● DATA
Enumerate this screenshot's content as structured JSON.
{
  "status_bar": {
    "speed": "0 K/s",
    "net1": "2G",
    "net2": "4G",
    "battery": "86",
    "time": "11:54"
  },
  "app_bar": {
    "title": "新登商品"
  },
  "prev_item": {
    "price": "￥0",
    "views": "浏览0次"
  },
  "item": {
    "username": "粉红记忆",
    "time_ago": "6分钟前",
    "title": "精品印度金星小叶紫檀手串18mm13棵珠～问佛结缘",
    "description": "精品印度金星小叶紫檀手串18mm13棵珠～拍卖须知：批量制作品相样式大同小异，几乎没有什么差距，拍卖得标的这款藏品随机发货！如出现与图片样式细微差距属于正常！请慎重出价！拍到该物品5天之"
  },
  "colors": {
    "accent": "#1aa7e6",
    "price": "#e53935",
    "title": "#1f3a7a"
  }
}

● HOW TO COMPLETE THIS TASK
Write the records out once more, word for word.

● TASK OUTPUT
Enumerate this screenshot's content as structured JSON.
{
  "status_bar": {
    "speed": "0 K/s",
    "net1": "2G",
    "net2": "4G",
    "battery": "86",
    "time": "11:54"
  },
  "app_bar": {
    "title": "新登商品"
  },
  "prev_item": {
    "price": "￥0",
    "views": "浏览0次"
  },
  "item": {
    "username": "粉红记忆",
    "time_ago": "6分钟前",
    "title": "精品印度金星小叶紫檀手串18mm13棵珠～问佛结缘",
    "description": "精品印度金星小叶紫檀手串18mm13棵珠～拍卖须知：批量制作品相样式大同小异，几乎没有什么差距，拍卖得标的这款藏品随机发货！如出现与图片样式细微差距属于正常！请慎重出价！拍到该物品5天之"
  },
  "colors": {
    "accent": "#1aa7e6",
    "price": "#e53935",
    "title": "#1f3a7a"
  }
}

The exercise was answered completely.